PFW: Chloé Spring 2018 RTW

With new creative direction comes a new identity and a new silhouette: Natacha Ramsay- Levi‘s first collection for Chloé after becoming creative director in March is a voyage through the ages with a free spirit and oneiric prints. After taking over from Claire Waight Keller, she brought a fresh, youthful, modern perspective to the fashion house without cutting down on sophistication and the Parisian never-try-too-hard finesse. The Spring 2018 Chloé girl, presented this morning at the Paris Fashion Week, isn’t simply following trends, she is setting them. The chic, yet offhand designs came in a variance- from cute little skirts and flowy dresses to sharp outerwear and florals. The designer somehow managed to reinvent the cropped trousers and make everyone want a pair. What a first impression it was!

“Fashion has the power to change reality by giving confidence to its wearer: I would like to give women the possibility to express their strength and their power. I want to give material form to personality.”, stated designer just minutes before the show.

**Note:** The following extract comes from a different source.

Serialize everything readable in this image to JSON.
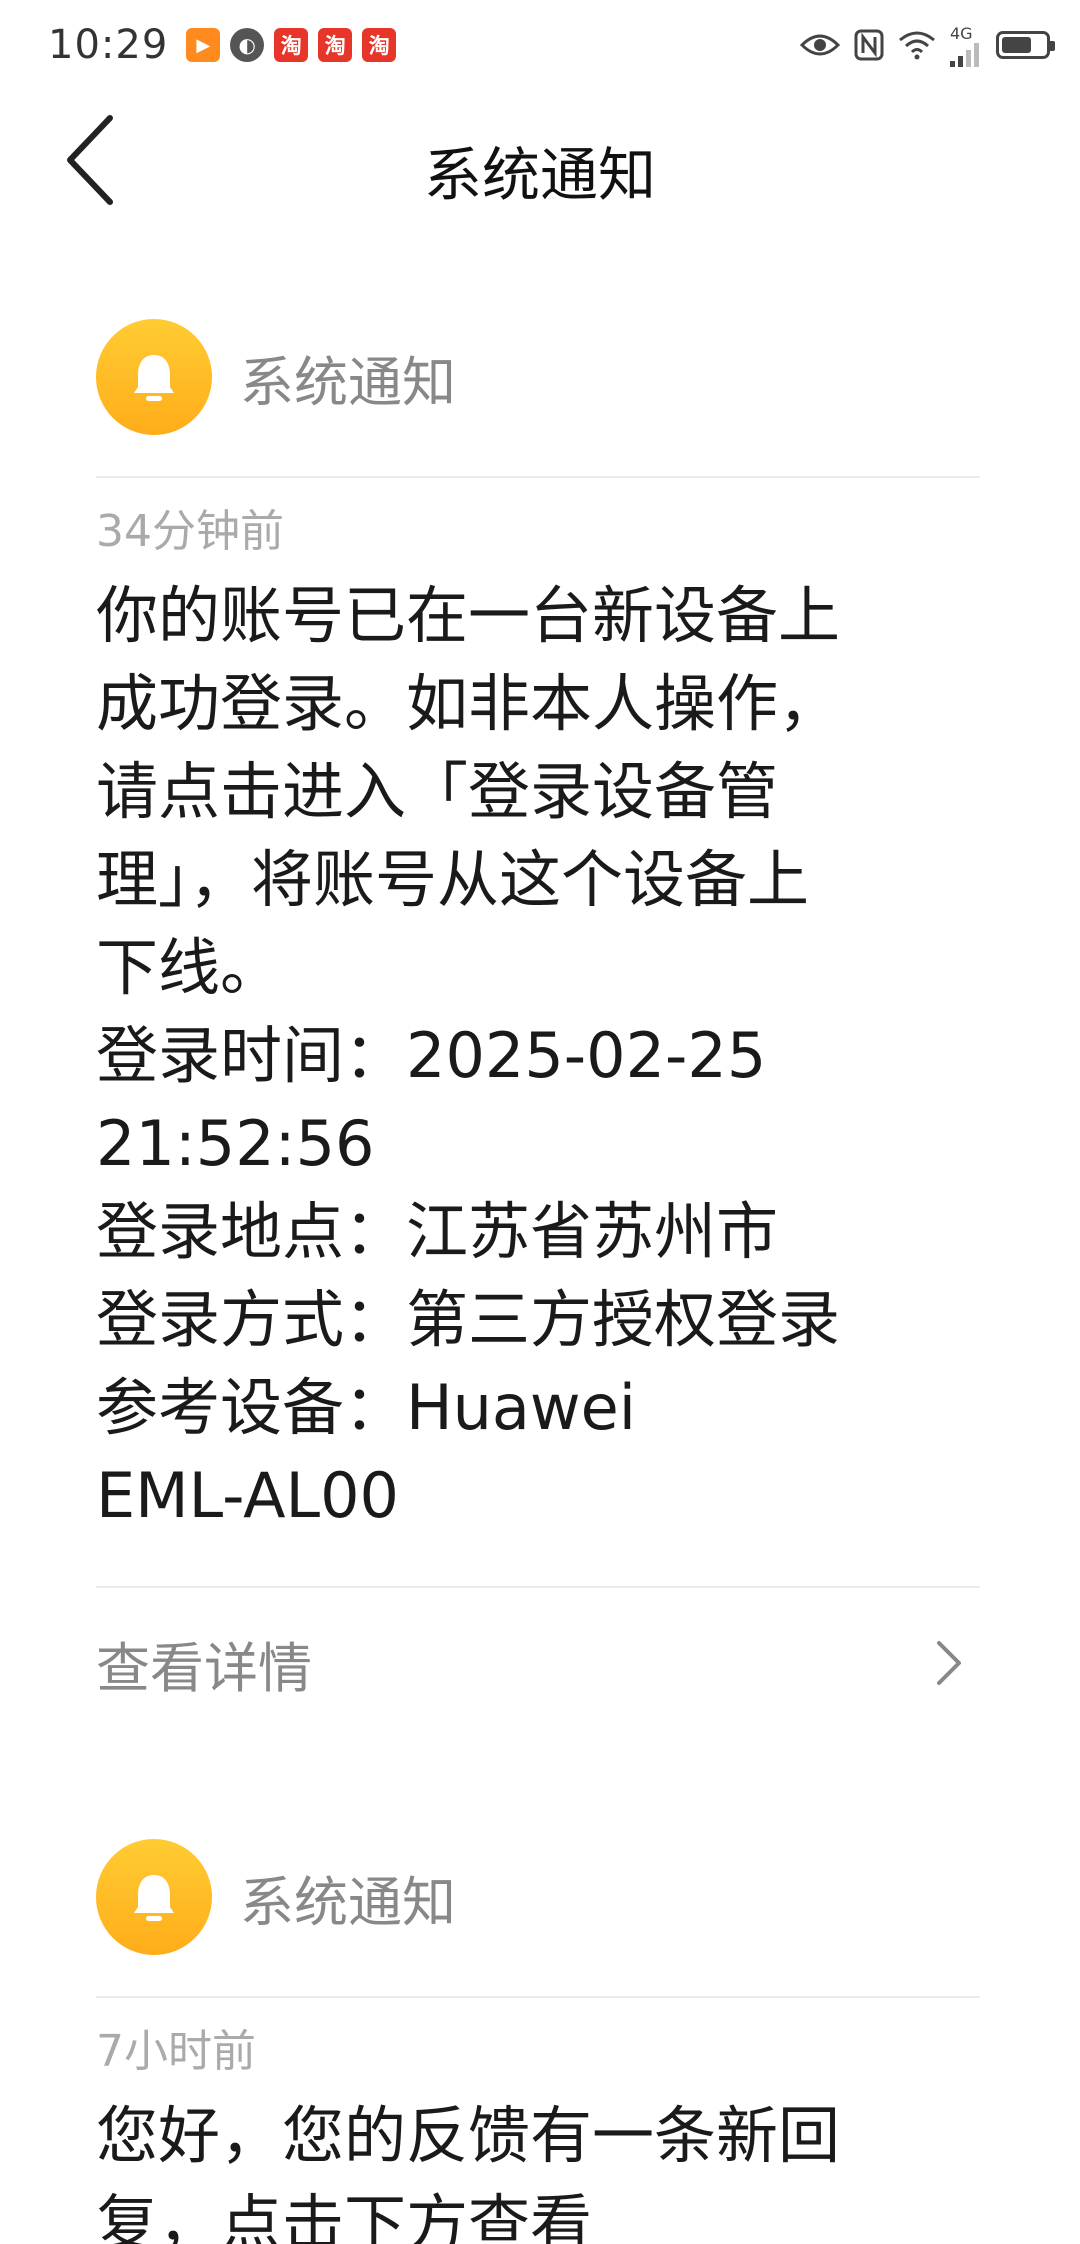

Ramsay-Levi succeeded in keeping the classic Chloé essence with tailored pants and jackets along with beautifully patterned light dresses for the bohemian in us all. She showed a line-out of pelmet-style minis and snappy trousers with overstitched pocket details. But, then it got interesting. Three flute-hem snappy frocks in white with naive, flower-sprig prints had retailers nodding in approval. Why, you ask? Well, they’re not black! The color black, buyers state, just doesn’t sell well online. It’s too flat. Black works better in a shop. One turquoise, velvet all-in-one was a showstopping piece. The cowboy boots and buckled shoes allured a story of a cowboy falling in love with a French girl. A combination of safari suiting, amour velour, variant textures and prints (including snake skin) and a dose of the bohemian je ne sais quoi guarantees a collection worthy of attention. It is feminine, fertile and free. So far, so Chloé.

Photo credit: The Impression